** ASSIGNMENT **
Show only those lines of the entries where the string "image" is found.

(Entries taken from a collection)
____________
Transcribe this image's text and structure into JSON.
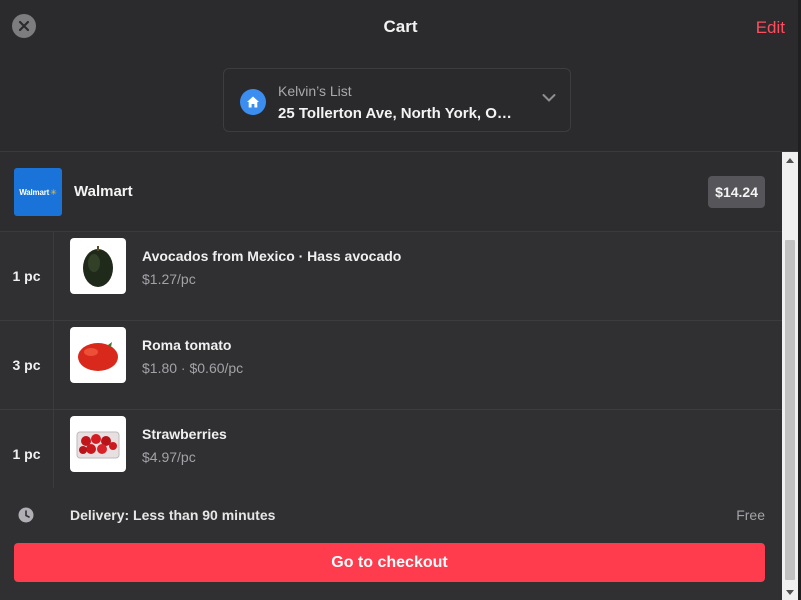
{
  "header": {
    "title": "Cart",
    "edit_label": "Edit",
    "close_icon": "close-icon"
  },
  "list_selector": {
    "name": "Kelvin’s List",
    "address": "25 Tollerton Ave, North York, O…",
    "icon": "home-icon"
  },
  "store": {
    "logo_text": "Walmart",
    "name": "Walmart",
    "total": "$14.24"
  },
  "items": [
    {
      "qty": "1 pc",
      "name": "Avocados from Mexico · Hass avocado",
      "price": "$1.27/pc",
      "image": "avocado"
    },
    {
      "qty": "3 pc",
      "name": "Roma tomato",
      "price": "$1.80 · $0.60/pc",
      "image": "tomato"
    },
    {
      "qty": "1 pc",
      "name": "Strawberries",
      "price": "$4.97/pc",
      "image": "strawberries"
    }
  ],
  "delivery": {
    "text": "Delivery: Less than 90 minutes",
    "fee": "Free",
    "icon": "clock-icon"
  },
  "checkout": {
    "label": "Go to checkout"
  },
  "colors": {
    "accent": "#ff3b4e",
    "edit": "#ff4d5e",
    "home_badge": "#3b8df0",
    "walmart_blue": "#1a73d9"
  }
}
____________
** RESPONSE AREA **
Transcribe this image's text and structure into JSON.
      "image": "avocado"
      "image": "tomato"
      "image": "strawberries"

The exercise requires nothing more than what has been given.